▶ _TASK OBJECTIVE_
Your job is to return every line in the data holding the string "Settings".
========================
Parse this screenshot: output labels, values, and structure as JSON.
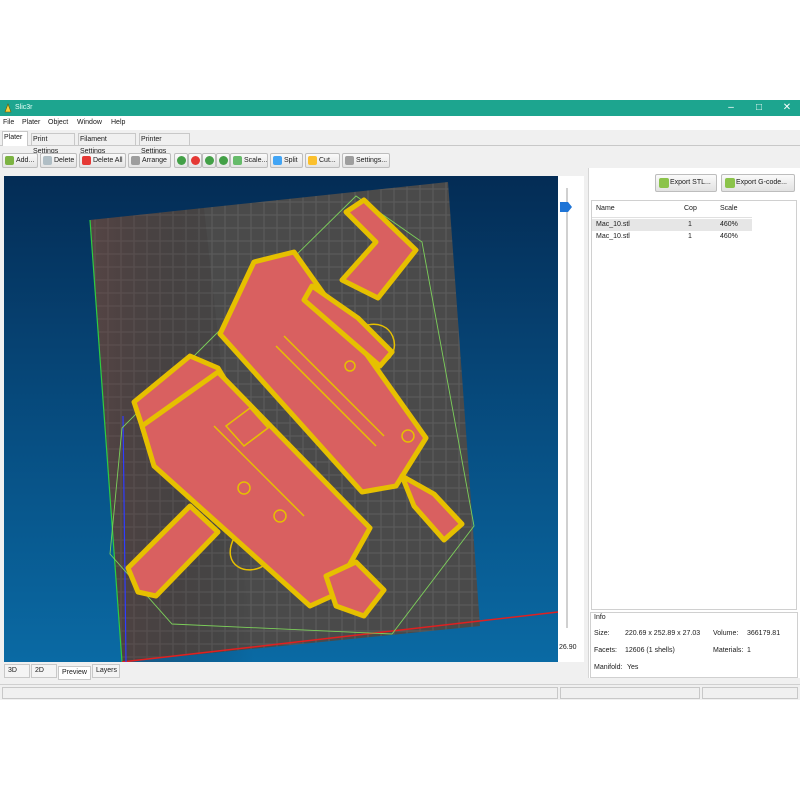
{
  "window": {
    "title": "Slic3r",
    "controls": [
      "–",
      "□",
      "✕"
    ]
  },
  "menu": [
    "File",
    "Plater",
    "Object",
    "Window",
    "Help"
  ],
  "tabs": [
    "Plater",
    "Print Settings",
    "Filament Settings",
    "Printer Settings"
  ],
  "active_tab": "Plater",
  "toolbar": {
    "add": "Add...",
    "delete": "Delete",
    "delete_all": "Delete All",
    "arrange": "Arrange",
    "scale": "Scale...",
    "split": "Split",
    "cut": "Cut...",
    "settings": "Settings..."
  },
  "export": {
    "stl": "Export STL...",
    "gcode": "Export G-code..."
  },
  "object_list": {
    "columns": [
      "Name",
      "Cop",
      "Scale"
    ],
    "rows": [
      {
        "name": "Mac_10.stl",
        "copies": "1",
        "scale": "460%"
      },
      {
        "name": "Mac_10.stl",
        "copies": "1",
        "scale": "460%"
      }
    ]
  },
  "layer_slider": {
    "value": "26.90"
  },
  "view_tabs": [
    "3D",
    "2D",
    "Preview",
    "Layers"
  ],
  "active_view_tab": "Preview",
  "info": {
    "title": "Info",
    "size_label": "Size:",
    "size": "220.69 x 252.89 x 27.03",
    "volume_label": "Volume:",
    "volume": "366179.81",
    "facets_label": "Facets:",
    "facets": "12606 (1 shells)",
    "materials_label": "Materials:",
    "materials": "1",
    "manifold_label": "Manifold:",
    "manifold": "Yes"
  },
  "colors": {
    "titlebar": "#1da58f",
    "model_fill": "#d96060",
    "model_perimeter": "#e6c000",
    "viewport_top": "#042c55",
    "viewport_bottom": "#0a6aa4",
    "bed_grid": "#5c5c5c"
  }
}
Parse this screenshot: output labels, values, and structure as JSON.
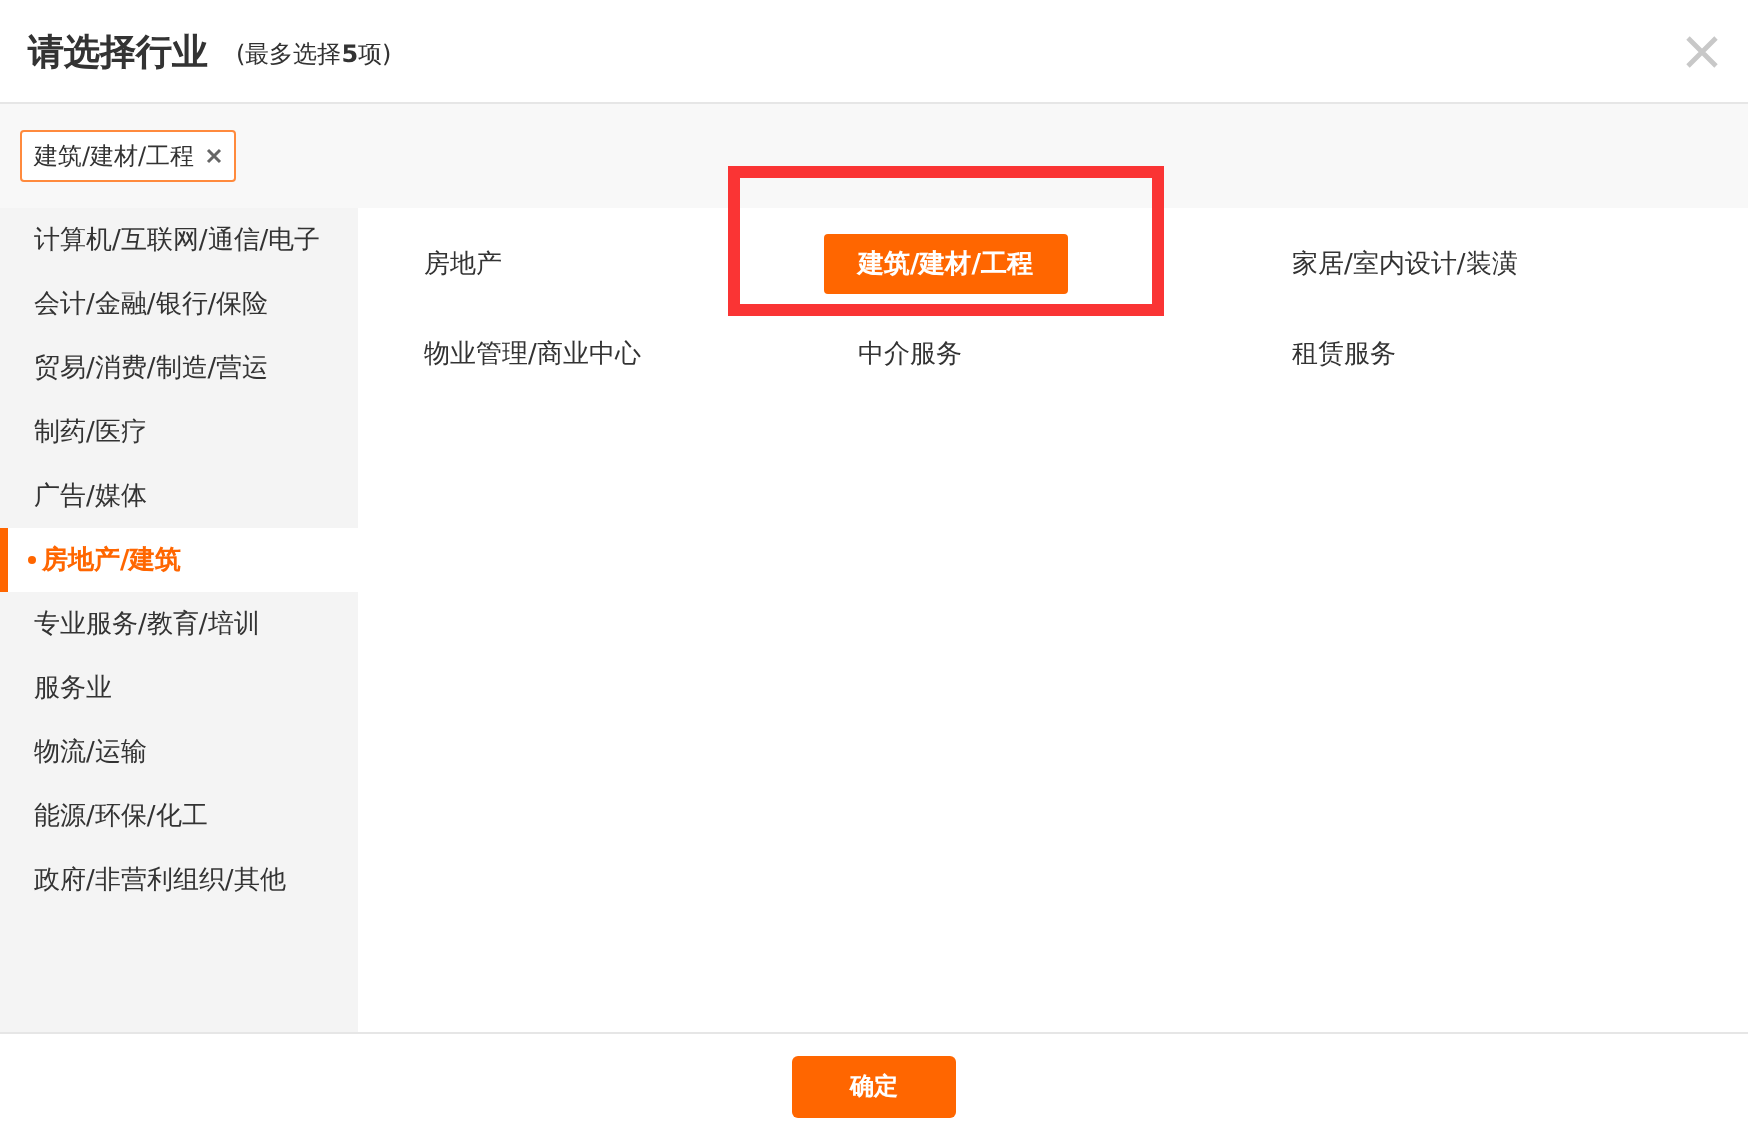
{
  "dialog": {
    "title": "请选择行业",
    "subtitle": "(最多选择**5**项)"
  },
  "chosen_tags": [
    {
      "label": "建筑/建材/工程"
    }
  ],
  "categories": [
    {
      "label": "计算机/互联网/通信/电子",
      "selected": false
    },
    {
      "label": "会计/金融/银行/保险",
      "selected": false
    },
    {
      "label": "贸易/消费/制造/营运",
      "selected": false
    },
    {
      "label": "制药/医疗",
      "selected": false
    },
    {
      "label": "广告/媒体",
      "selected": false
    },
    {
      "label": "房地产/建筑",
      "selected": true
    },
    {
      "label": "专业服务/教育/培训",
      "selected": false
    },
    {
      "label": "服务业",
      "selected": false
    },
    {
      "label": "物流/运输",
      "selected": false
    },
    {
      "label": "能源/环保/化工",
      "selected": false
    },
    {
      "label": "政府/非营利组织/其他",
      "selected": false
    }
  ],
  "options": [
    {
      "label": "房地产",
      "selected": false
    },
    {
      "label": "建筑/建材/工程",
      "selected": true
    },
    {
      "label": "家居/室内设计/装潢",
      "selected": false
    },
    {
      "label": "物业管理/商业中心",
      "selected": false
    },
    {
      "label": "中介服务",
      "selected": false
    },
    {
      "label": "租赁服务",
      "selected": false
    }
  ],
  "confirm_button": "确定"
}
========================
▶ _WRITTEN SOLUTION_
    "Print Settings",
    "Filament Settings",
    "Printer Settings"
    "settings": "Settings..."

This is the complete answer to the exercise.